High cholesterol (hypercholesterolemia) can be inherited, but it's often the result of unhealthy lifestyle choices, and thus preventable and treatable. A healthy diet, regular exercise and sometimes medication can go a long way toward reducing high cholesterol.
High cholesterol typically doesn't cause any symptoms. In the vast majority of cases, the only true symptoms it may cause are emergency events. For instance, a heart attack or stroke can result from the damage caused by high cholesterol over time. These events typically don’t occur until high cholesterol leads to the formation of plaque in your arteries.

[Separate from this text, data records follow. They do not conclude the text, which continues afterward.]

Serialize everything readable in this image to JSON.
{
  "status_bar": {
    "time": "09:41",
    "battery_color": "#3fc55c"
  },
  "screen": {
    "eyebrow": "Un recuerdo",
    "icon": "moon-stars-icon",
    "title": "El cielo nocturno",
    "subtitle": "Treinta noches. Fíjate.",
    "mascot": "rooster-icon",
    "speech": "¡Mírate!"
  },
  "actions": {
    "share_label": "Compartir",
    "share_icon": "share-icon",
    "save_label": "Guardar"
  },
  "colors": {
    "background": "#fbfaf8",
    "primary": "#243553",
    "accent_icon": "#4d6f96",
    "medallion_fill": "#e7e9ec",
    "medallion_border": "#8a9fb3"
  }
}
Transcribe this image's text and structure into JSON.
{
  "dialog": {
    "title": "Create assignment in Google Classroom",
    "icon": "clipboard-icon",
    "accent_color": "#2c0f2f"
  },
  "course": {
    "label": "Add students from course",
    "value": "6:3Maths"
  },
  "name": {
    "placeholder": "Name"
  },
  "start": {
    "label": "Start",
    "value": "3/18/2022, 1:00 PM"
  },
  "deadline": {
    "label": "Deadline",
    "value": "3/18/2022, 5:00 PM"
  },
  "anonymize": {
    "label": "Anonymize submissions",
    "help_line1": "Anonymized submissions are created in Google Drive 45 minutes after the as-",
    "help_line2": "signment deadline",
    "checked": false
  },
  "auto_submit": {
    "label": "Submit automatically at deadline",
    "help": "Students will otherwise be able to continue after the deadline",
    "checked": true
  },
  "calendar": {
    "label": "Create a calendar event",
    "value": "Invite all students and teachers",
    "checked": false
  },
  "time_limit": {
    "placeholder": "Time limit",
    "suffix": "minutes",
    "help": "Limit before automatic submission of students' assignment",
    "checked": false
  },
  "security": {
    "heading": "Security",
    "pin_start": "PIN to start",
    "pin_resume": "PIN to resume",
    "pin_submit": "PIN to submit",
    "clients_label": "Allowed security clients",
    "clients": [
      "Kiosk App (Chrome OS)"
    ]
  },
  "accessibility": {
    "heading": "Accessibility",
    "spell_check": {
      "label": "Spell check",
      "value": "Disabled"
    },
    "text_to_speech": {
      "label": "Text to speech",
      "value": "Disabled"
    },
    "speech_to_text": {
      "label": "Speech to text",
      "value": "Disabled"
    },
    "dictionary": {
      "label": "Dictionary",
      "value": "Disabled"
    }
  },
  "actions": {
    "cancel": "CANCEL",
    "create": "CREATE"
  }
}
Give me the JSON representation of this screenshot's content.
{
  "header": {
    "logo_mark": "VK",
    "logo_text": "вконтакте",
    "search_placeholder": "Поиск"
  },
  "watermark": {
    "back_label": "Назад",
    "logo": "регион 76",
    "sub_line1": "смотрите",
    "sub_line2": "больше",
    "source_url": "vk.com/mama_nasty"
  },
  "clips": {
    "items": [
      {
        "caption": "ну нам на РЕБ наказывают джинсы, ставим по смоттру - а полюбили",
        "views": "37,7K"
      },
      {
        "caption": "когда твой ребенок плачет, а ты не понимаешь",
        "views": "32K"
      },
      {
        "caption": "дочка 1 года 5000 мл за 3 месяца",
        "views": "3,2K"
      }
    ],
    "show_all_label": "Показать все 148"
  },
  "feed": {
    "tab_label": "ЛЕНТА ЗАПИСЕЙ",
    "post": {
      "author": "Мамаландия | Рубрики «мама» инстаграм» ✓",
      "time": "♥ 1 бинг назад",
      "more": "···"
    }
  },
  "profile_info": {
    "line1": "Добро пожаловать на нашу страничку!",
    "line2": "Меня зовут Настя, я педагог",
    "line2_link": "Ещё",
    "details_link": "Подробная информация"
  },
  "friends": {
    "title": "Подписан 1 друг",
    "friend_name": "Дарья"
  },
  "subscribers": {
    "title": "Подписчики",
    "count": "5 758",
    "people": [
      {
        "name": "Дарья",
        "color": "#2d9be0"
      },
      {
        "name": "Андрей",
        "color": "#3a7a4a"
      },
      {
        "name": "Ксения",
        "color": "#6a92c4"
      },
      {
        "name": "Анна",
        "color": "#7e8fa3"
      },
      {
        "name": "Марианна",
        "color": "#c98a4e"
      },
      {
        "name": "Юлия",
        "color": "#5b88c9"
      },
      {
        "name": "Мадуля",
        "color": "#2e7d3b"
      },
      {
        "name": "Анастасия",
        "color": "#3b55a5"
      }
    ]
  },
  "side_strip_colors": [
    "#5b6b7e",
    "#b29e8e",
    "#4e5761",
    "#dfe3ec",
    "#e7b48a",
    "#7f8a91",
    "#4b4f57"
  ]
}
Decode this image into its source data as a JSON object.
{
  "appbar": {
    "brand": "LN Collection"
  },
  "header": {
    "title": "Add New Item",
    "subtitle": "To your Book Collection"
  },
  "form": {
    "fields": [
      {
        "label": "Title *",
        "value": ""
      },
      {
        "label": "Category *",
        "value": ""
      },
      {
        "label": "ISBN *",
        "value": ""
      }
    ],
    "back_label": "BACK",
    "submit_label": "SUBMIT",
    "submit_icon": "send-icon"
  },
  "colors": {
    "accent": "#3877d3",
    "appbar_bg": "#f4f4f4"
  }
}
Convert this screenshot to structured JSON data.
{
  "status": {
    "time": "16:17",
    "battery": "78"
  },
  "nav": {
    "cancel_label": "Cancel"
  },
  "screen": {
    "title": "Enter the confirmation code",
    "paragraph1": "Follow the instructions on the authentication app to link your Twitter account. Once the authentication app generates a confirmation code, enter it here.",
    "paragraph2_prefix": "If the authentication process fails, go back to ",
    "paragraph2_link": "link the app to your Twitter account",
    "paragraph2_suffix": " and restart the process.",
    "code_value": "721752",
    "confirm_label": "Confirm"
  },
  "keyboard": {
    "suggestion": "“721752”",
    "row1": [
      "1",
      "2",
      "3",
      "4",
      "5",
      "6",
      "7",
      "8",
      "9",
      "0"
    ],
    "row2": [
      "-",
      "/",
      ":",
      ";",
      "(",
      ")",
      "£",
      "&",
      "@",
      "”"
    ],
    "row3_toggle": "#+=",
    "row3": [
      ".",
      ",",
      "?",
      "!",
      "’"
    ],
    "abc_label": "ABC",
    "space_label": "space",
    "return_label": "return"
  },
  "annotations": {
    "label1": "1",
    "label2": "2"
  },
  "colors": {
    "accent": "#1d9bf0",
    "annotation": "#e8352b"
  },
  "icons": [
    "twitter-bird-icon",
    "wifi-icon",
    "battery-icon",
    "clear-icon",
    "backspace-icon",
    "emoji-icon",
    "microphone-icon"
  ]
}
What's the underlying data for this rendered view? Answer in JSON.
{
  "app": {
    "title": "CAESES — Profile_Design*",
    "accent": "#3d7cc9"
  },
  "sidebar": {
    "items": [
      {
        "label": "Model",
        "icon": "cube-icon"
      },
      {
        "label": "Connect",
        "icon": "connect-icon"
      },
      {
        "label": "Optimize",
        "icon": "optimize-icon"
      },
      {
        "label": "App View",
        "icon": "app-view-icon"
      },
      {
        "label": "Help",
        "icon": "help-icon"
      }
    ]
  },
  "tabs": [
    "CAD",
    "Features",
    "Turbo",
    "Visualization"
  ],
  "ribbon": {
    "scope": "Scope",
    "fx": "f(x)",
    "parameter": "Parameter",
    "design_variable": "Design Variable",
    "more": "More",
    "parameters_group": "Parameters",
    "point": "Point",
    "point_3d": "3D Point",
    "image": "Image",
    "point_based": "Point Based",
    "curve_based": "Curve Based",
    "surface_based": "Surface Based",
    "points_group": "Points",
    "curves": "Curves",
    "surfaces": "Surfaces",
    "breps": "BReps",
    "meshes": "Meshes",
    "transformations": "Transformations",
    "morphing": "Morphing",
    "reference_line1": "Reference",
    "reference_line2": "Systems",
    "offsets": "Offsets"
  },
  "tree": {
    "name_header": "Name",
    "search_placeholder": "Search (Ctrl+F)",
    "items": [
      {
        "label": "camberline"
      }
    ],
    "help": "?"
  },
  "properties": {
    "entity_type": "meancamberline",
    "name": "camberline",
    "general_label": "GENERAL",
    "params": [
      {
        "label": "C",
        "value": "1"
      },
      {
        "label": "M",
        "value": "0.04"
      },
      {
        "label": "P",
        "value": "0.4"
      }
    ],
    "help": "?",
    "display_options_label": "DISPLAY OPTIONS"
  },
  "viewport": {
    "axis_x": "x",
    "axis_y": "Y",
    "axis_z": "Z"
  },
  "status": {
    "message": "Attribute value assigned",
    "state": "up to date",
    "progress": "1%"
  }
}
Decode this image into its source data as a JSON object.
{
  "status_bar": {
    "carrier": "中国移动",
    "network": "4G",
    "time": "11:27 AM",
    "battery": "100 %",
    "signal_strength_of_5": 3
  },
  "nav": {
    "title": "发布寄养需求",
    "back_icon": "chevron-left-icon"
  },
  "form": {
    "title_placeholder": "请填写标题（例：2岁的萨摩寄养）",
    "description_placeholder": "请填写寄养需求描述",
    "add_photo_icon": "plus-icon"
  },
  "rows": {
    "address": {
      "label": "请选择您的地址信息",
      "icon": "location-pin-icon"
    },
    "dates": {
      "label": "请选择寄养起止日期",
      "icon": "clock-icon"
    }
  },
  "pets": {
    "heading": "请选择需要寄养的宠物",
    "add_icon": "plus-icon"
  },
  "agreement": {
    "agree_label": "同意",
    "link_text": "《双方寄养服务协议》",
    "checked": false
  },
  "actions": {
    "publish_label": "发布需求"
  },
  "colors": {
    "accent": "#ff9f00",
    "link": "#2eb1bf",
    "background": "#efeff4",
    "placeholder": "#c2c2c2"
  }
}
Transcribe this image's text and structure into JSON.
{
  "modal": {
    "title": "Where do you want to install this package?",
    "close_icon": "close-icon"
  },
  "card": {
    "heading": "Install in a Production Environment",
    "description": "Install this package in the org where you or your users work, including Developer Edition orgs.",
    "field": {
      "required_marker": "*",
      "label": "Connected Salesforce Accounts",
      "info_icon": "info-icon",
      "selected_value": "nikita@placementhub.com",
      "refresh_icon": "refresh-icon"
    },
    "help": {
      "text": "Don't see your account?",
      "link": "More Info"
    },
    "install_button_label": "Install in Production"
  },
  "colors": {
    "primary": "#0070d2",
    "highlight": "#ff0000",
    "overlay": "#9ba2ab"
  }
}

Many studies have found that low cholesterol is in certain respects worse than high cholesterol. For instance, in 19 large studies of more than 68,000 deaths, reviewed by Professor David R. Jacobs and his co-workers from the Division of Epidemiology at the University of Minnesota, low cholesterol predicted an increased risk of dying from gastrointestinal and respiratory diseases.Most gastrointestinal and respiratory diseases have an infectious origin. Therefore, a relevant question is whether it is the infection that lowers cholesterol or the low cholesterol that predisposes to infection?